**WHAT IS EXPECTED**
A bare number is the expected answer: the count of lines in the data holding "equals".

[Data items]
- - - -

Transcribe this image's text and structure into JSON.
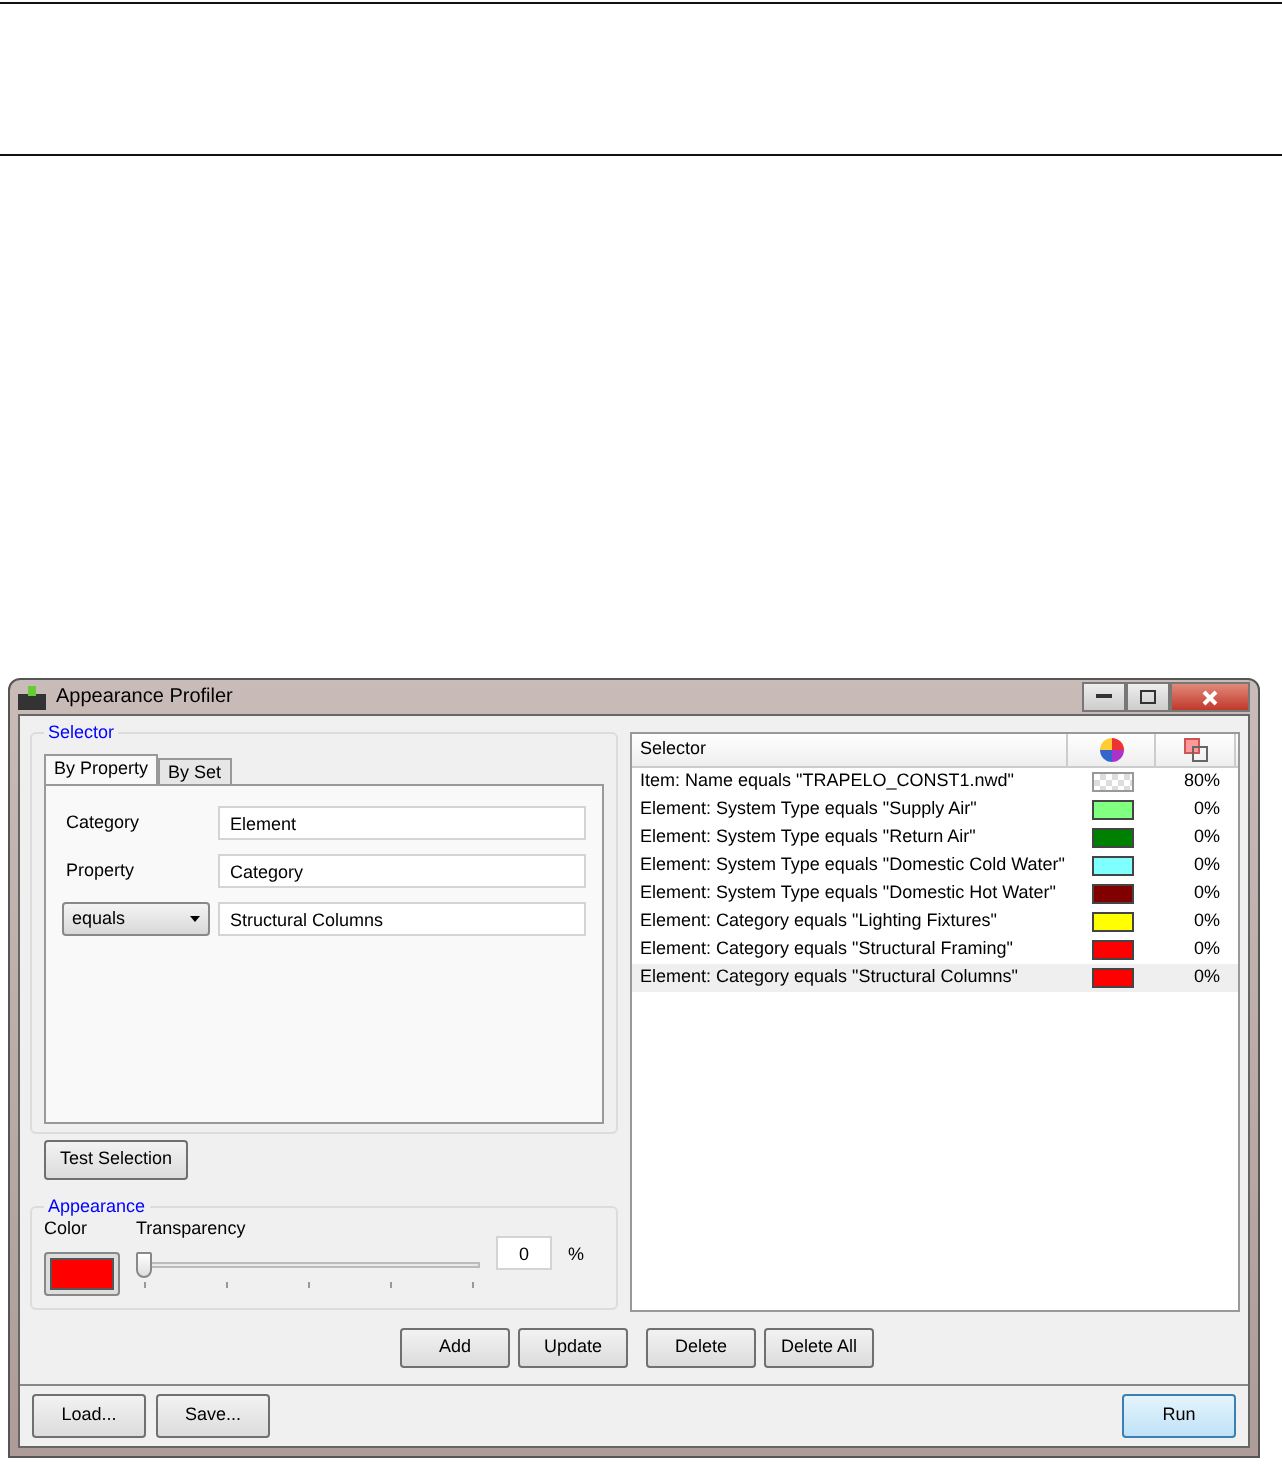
{
  "window": {
    "title": "Appearance Profiler"
  },
  "selector_group": {
    "title": "Selector",
    "tabs": [
      {
        "label": "By Property",
        "selected": true
      },
      {
        "label": "By Set",
        "selected": false
      }
    ],
    "fields": [
      {
        "kind": "label",
        "label": "Category",
        "value": "Element"
      },
      {
        "kind": "label",
        "label": "Property",
        "value": "Category"
      },
      {
        "kind": "dropdown",
        "label": "equals",
        "value": "Structural Columns"
      }
    ],
    "test_button": "Test Selection"
  },
  "appearance_group": {
    "title": "Appearance",
    "color_label": "Color",
    "color": "#ff0000",
    "transparency_label": "Transparency",
    "transparency": {
      "level": 0
    },
    "transparency_value": "0",
    "unit": "%"
  },
  "list": {
    "columns": [
      "Selector"
    ],
    "rows": [
      {
        "text": "Item: Name equals \"TRAPELO_CONST1.nwd\"",
        "kind": "checker",
        "transparency": "80%",
        "selected": false
      },
      {
        "text": "Element: System Type equals \"Supply Air\"",
        "kind": "solid",
        "color": "#80ff80",
        "transparency": "0%",
        "selected": false
      },
      {
        "text": "Element: System Type equals \"Return Air\"",
        "kind": "solid",
        "color": "#008000",
        "transparency": "0%",
        "selected": false
      },
      {
        "text": "Element: System Type equals \"Domestic Cold Water\"",
        "kind": "solid",
        "color": "#80ffff",
        "transparency": "0%",
        "selected": false
      },
      {
        "text": "Element: System Type equals \"Domestic Hot Water\"",
        "kind": "solid",
        "color": "#800000",
        "transparency": "0%",
        "selected": false
      },
      {
        "text": "Element: Category equals \"Lighting Fixtures\"",
        "kind": "solid",
        "color": "#ffff00",
        "transparency": "0%",
        "selected": false
      },
      {
        "text": "Element: Category equals \"Structural Framing\"",
        "kind": "solid",
        "color": "#ff0000",
        "transparency": "0%",
        "selected": false
      },
      {
        "text": "Element: Category equals \"Structural Columns\"",
        "kind": "solid",
        "color": "#ff0000",
        "transparency": "0%",
        "selected": true
      }
    ]
  },
  "list_buttons": [
    "Add",
    "Update",
    "Delete",
    "Delete All"
  ],
  "footer_buttons": [
    {
      "label": "Load...",
      "kind": "normal"
    },
    {
      "label": "Save...",
      "kind": "normal"
    },
    {
      "label": "Run",
      "kind": "default"
    }
  ]
}
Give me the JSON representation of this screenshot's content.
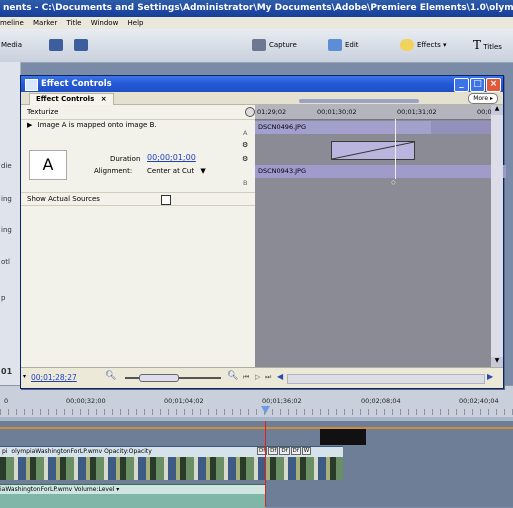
{
  "app": {
    "title": "nents - C:\\Documents and Settings\\Administrator\\My Documents\\Adobe\\Premiere Elements\\1.0\\olympiaSar",
    "menu": [
      "meline",
      "Marker",
      "Title",
      "Window",
      "Help"
    ],
    "toolbar": {
      "media_label": "Media",
      "capture_label": "Capture",
      "edit_label": "Edit",
      "effects_label": "Effects",
      "titles_label": "Titles"
    },
    "left_strip_fragments": [
      "die",
      "ing",
      "ing",
      "otl",
      "p",
      "01"
    ]
  },
  "effect_controls": {
    "window_title": "Effect Controls",
    "tab_label": "Effect Controls",
    "more_label": "More",
    "effect_name": "Texturize",
    "description": "Image A is mapped onto image B.",
    "thumbnail_letter": "A",
    "duration_label": "Duration",
    "duration_value": "00;00;01;00",
    "alignment_label": "Alignment:",
    "alignment_value": "Center at Cut",
    "show_sources_label": "Show Actual Sources",
    "show_sources_checked": false,
    "timecode": "00;01;28;27",
    "track_letters": [
      "A",
      "B"
    ],
    "clip_a": "DSCN0496.JPG",
    "clip_b": "DSCN0943.JPG",
    "mini_ruler": [
      "01;29;02",
      "00;01;30;02",
      "00;01;31;02",
      "00;0"
    ]
  },
  "timeline": {
    "ruler": [
      "00;00;32;00",
      "00;01;04;02",
      "00;01;36;02",
      "00;02;08;04",
      "00;02;40;04"
    ],
    "video_clip_label": "olympiaWashingtonForLP.wmv Opacity:Opacity",
    "video_clip_prefix": "pi",
    "fx_badges": [
      "Df",
      "Df",
      "Df",
      "Df",
      "W"
    ],
    "audio_clip_label": "iaWashingtonForLP.wmv Volume:Level"
  },
  "colors": {
    "titlebar": "#1d48a4",
    "ec_titlebar": "#2458d6",
    "timecode": "#1f3fbf",
    "clip_b_bar": "#9a96c8",
    "playhead": "#e02020",
    "audio_track": "#7fb6a8"
  }
}
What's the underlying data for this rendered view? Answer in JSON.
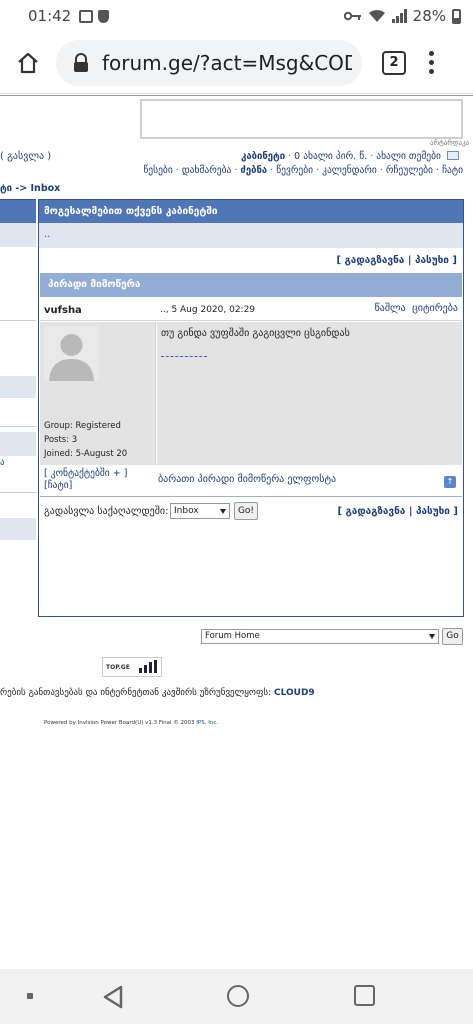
{
  "status_bar": {
    "time": "01:42",
    "battery": "28%"
  },
  "browser": {
    "url": "forum.ge/?act=Msg&CODE=",
    "tab_count": "2"
  },
  "header": {
    "tiny_link": "არტარდაკა",
    "logout": "( გასვლა )",
    "nav1": {
      "cabinet": "კაბინეტი",
      "new_pm": "0 ახალი პირ. წ.",
      "new_topics": "ახალი თემები"
    },
    "nav2": {
      "rules": "წესები",
      "help": "დახმარება",
      "search": "ძებნა",
      "members": "წევრები",
      "calendar": "კალენდარი",
      "ads": "რჩეულები",
      "chat": "ჩატი"
    },
    "breadcrumb": "ტი -> Inbox",
    "left_arrow": "ა"
  },
  "main": {
    "title": "მოგესალმებით თქვენს კაბინეტში",
    "dots": "..",
    "actions_top": "[ გადაგზავნა | პასუხი ]",
    "section_head": "პირადი მიმოწერა",
    "poster": "vufsha",
    "date": ".., 5 Aug 2020, 02:29",
    "delete": "წაშლა",
    "quote": "ციტირება",
    "message": "თუ გინდა ვუფშაში გაგიცვლი ცსგინდას",
    "author": {
      "group": "Group: Registered",
      "posts": "Posts: 3",
      "joined": "Joined: 5-August 20"
    },
    "contacts_line1": "[ კონტაქტებში + ]",
    "contacts_line2": "[ჩატი]",
    "forward_link": "ბარათი პირადი მიმოწერა ელფოსტა",
    "jump_label": "გადასვლა საქაღალდეში:",
    "jump_value": "Inbox",
    "go": "Go!",
    "actions_bottom": "[ გადაგზავნა | პასუხი ]"
  },
  "footer": {
    "forum_select": "Forum Home",
    "go": "Go",
    "topge": "TOP.GE",
    "provider_text": "რების განთავსებას და ინტერნეტთან კავშირს უზრუნველყოფს:",
    "provider_name": "CLOUD9",
    "powered": "Powered by Invision Power Board(U) v1.3 Final © 2003",
    "powered_link": "IPS, Inc."
  }
}
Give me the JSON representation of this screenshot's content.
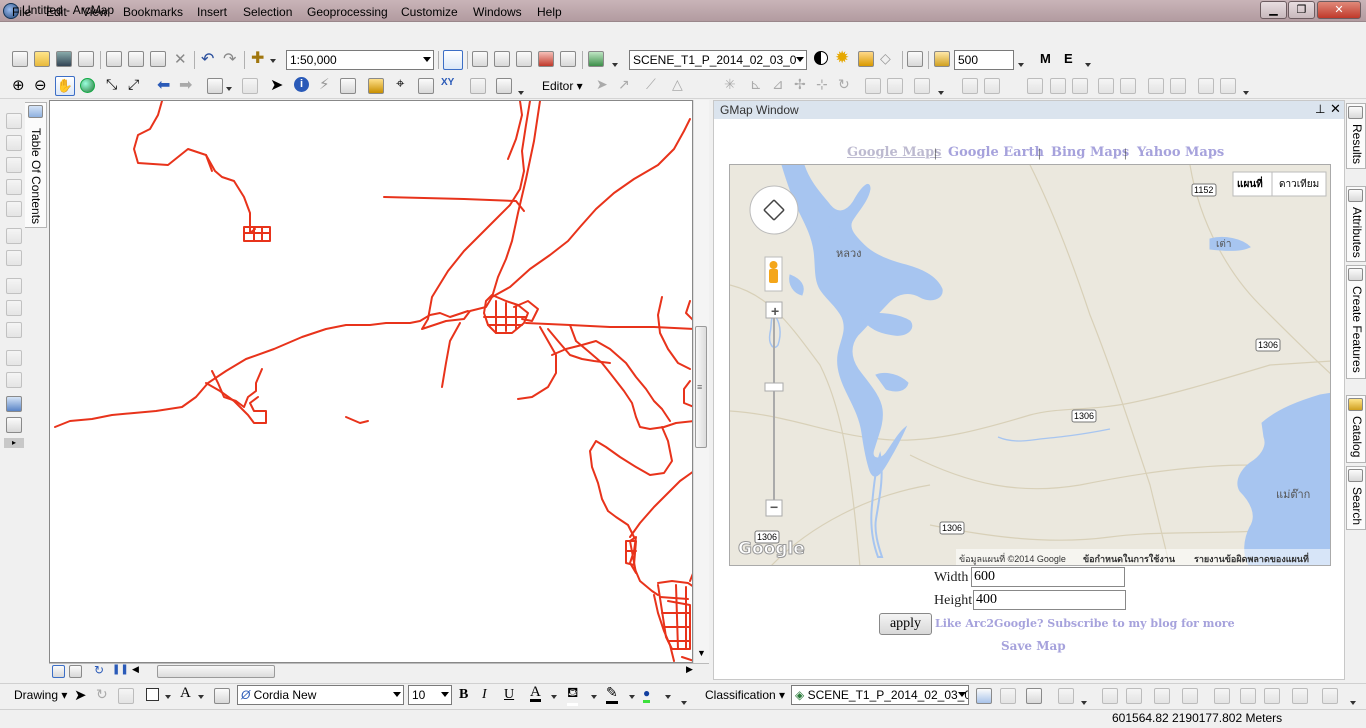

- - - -

**SOLUTION TO THIS EXERCISE**
9